Work item ▸
Every record should be written out exactly, please.

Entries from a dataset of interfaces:
#####
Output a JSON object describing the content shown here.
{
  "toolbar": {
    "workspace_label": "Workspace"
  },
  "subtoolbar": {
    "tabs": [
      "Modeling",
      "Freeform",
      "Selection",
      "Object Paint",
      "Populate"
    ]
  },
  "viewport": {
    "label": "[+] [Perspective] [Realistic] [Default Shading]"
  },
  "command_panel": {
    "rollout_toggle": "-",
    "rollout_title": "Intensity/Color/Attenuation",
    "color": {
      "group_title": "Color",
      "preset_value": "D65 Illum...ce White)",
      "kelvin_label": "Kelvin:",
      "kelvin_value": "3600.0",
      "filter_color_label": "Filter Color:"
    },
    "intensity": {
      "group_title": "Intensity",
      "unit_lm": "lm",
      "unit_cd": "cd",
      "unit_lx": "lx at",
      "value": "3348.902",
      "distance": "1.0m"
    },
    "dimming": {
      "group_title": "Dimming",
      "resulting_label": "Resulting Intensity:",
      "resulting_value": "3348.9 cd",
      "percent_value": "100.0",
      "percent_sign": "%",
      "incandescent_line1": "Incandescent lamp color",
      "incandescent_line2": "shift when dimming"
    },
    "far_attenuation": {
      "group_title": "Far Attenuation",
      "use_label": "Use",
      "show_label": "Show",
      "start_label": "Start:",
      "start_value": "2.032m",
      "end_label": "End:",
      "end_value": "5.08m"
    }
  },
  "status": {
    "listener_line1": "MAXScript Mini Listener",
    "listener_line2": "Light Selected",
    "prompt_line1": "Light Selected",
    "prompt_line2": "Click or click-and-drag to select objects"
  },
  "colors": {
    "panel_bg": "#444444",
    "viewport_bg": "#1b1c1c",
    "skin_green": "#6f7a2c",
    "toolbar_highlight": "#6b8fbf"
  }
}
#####
Final answer ▸
Output a JSON object describing the content shown here.
{
  "toolbar": {
    "workspace_label": "Workspace"
  },
  "subtoolbar": {
    "tabs": [
      "Modeling",
      "Freeform",
      "Selection",
      "Object Paint",
      "Populate"
    ]
  },
  "viewport": {
    "label": "[+] [Perspective] [Realistic] [Default Shading]"
  },
  "command_panel": {
    "rollout_toggle": "-",
    "rollout_title": "Intensity/Color/Attenuation",
    "color": {
      "group_title": "Color",
      "preset_value": "D65 Illum...ce White)",
      "kelvin_label": "Kelvin:",
      "kelvin_value": "3600.0",
      "filter_color_label": "Filter Color:"
    },
    "intensity": {
      "group_title": "Intensity",
      "unit_lm": "lm",
      "unit_cd": "cd",
      "unit_lx": "lx at",
      "value": "3348.902",
      "distance": "1.0m"
    },
    "dimming": {
      "group_title": "Dimming",
      "resulting_label": "Resulting Intensity:",
      "resulting_value": "3348.9 cd",
      "percent_value": "100.0",
      "percent_sign": "%",
      "incandescent_line1": "Incandescent lamp color",
      "incandescent_line2": "shift when dimming"
    },
    "far_attenuation": {
      "group_title": "Far Attenuation",
      "use_label": "Use",
      "show_label": "Show",
      "start_label": "Start:",
      "start_value": "2.032m",
      "end_label": "End:",
      "end_value": "5.08m"
    }
  },
  "status": {
    "listener_line1": "MAXScript Mini Listener",
    "listener_line2": "Light Selected",
    "prompt_line1": "Light Selected",
    "prompt_line2": "Click or click-and-drag to select objects"
  },
  "colors": {
    "panel_bg": "#444444",
    "viewport_bg": "#1b1c1c",
    "skin_green": "#6f7a2c",
    "toolbar_highlight": "#6b8fbf"
  }
}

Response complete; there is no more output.